"Let’s celebrate the Fourth with a Fifth."
I think this was the first time I ever associated liquor with humor. It had just been a nightmare in my house for so long, and yet here was my best friend making a joke about it.
We told our parents that we were spending the night with each other. I wonder how many times this lie has been told to how many parents? In fact (of course) we were spending the night on the hard ground somewhere with a makeshift campfire and a couple of bottles of Ezra Brooks. I guess we were around fifteen.
I had tried to drink beer a couple of times before, but it had just not worked out. I wound up pouring the beer out because it tasted so rank. This evening's entertainment, brought to me by my buddy, was to be sanctioned by the god of bourbon whiskey. His older brother had told him that this was the road to take when beer held no attraction for the young wannabe drinker. I was intrigued.
The third party to our suburban crime was the only one old enough to drive.

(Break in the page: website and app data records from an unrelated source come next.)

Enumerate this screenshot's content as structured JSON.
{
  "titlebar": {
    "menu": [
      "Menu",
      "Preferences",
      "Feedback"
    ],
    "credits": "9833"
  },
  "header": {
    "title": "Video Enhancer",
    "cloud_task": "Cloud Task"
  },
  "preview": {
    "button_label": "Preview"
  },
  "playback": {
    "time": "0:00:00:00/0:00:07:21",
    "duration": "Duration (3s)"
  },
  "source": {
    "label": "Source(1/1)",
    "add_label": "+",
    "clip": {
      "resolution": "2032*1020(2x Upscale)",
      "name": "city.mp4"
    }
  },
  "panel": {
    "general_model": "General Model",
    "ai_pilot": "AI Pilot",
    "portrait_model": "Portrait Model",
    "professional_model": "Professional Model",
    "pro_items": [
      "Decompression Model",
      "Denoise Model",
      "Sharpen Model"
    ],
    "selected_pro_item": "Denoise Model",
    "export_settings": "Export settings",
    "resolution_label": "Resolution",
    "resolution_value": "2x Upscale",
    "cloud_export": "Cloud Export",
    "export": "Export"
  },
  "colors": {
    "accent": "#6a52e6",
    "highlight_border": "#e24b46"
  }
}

His name was Durrant Hembree. Why would I mention his name? Only in memory, I guess. Durrant was one of the first of us to die. He moved to Australia after high school and somehow died mysteriously on a ship there. ToasterLeavings was just a wee sprat at the time, so I don't blame him. But it has been a mystery for all of us just what went wrong Down Under, oh so long ago. Have you ever known anyone named Durrant?
So Durrant picked us up in his yellow Studebaker and acted all so charming with the parents, as we were to be taken to this cold, hard square of soil for our first taste of John Barleycorn. I should have realized that my mom wasn't buying this shit for one second, after what she'd gone thru with my dad's little "situation" with alcohol. But I was so caught up in the moment that reason had left the building.
We drove to the site and built a fire. Durrant, Johnny and me. We were men now, by God. And men deserved to drink firewater, didn't they? So let's have that bottle 'round, boys, and tip it up and let it do it's will. We didn't even chase it with Cokes. We just drank it straight out of the bottle, like little men are supposed to do. Like our daddies before us. Like a bunch of fucking idiots.
The daze comes on softly at first, and then accelerates. As you know, if you've been through this ordeal, you go from rational human at 00:10 to mindless beast at 00:40.
I have no idea what happened between 1:00 AM and 6:00 AM when my mom found me walking along the side of the road back to my house. I do know that she attempted something that she'd never done since my dad had left home a year before: She got a belt and tried to whip me like he used to. It was a feeble attempt. And I was still drunk. It didn't hurt me, but God only knows how much it hurt that poor woman.
Every Fourth of July, I'm reminded of my friend Johnny smiling at me at school that afternoon, so long ago, and saying casually, "Let's celebrate the Fourth with a fifth!" And how eager I was to go along with that idea.
And how much trouble I've been in ever since.